" Their dancing is of divers Gestures and Turnings of the Bodies in a 
great many frightful Postures. 

" The women are mostly naked to the waist wearing only one short 
Peticoat w"" reaches to the Calves of their Legs. Their Houses or Hutts 
are built with Stakes and Plaistered w* clay Mixed with Moss which makes 
them very warm and Tite. They dress their Meat in Large pans made 
of Earth and not much unlike our Beehives in England.^ They do not 
make use of Mills to grind their corn in but in lieu thereof use a Mortar 
made out of the Stock of a Tree which they cut and burn hollow and 

1 Casena, or Black drink, was prepared by many Southern tribes from the leaves of 
of Ilex cassine. Conch shells, large univalves, were used as drinking cups. Mr Clar- 
ence B. Moore found remains of such cups in mounds in Alabama ( Moundville Revis- 
ited, 1907, p. 395). Many writers refer to the use of shells and the drink, and one of 
the best accounts is in Haywood's Natural and Aboriginal History of Tennessee, Nash- 
ville, 1823, p. 156. 

2 Mr Holmes has illustrated various examples of large earthen vessels, from the 
southern Appalachian area, with rounded or pointed bottoms. These, if inverted, would 
closely resemble the old style conical beehives even now used in rural England. 

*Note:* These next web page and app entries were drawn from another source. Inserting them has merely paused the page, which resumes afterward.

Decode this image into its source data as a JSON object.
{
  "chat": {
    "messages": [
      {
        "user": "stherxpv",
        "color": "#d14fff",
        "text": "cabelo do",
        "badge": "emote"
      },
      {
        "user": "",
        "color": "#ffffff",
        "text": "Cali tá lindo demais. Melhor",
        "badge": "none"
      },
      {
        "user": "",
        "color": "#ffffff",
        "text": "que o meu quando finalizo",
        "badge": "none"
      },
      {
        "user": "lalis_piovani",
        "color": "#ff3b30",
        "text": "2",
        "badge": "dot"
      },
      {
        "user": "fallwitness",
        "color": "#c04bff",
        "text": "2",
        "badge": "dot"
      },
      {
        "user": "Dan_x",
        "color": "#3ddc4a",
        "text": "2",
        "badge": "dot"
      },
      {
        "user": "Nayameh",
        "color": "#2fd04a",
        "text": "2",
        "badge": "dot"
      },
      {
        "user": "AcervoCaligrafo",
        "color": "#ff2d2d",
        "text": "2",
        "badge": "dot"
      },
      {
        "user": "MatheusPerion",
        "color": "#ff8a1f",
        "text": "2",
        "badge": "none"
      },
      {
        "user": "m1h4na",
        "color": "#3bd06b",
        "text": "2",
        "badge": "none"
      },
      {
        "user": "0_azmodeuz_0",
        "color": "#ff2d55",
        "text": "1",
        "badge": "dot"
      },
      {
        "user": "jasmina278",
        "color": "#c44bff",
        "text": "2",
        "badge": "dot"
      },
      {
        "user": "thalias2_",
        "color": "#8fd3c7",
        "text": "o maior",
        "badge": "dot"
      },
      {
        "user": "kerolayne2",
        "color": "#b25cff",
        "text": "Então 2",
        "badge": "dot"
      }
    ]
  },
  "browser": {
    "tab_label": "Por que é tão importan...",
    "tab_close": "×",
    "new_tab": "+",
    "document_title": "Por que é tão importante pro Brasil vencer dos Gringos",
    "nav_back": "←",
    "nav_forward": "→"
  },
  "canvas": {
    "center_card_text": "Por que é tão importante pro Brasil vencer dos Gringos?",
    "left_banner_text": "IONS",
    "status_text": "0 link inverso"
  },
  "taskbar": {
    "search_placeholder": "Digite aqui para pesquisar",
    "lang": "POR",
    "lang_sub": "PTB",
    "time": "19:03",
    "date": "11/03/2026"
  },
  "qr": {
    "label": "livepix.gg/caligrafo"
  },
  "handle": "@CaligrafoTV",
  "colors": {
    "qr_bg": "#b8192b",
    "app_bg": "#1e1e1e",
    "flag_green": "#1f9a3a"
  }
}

574 AMERICAN ANTHROPOLOGIST [n. s., io, 1908 

then Pound their Com therein and when its pounded sufficiently they sep- 
arate the husks from the meal by Sifting thro' a Sieve made of Reed or 
Cane . . . 

"Aug the 1 2'" We set out from this Town which belonged to the Cou- 
ettan's \Cow-e-tuh. — Hawkins, p. 52] to go to a Town of the Causettans 
\Cus-se-tuh. — Hawkins, p. 57]." 

Washington, D. C. 

The Account of Lamhatty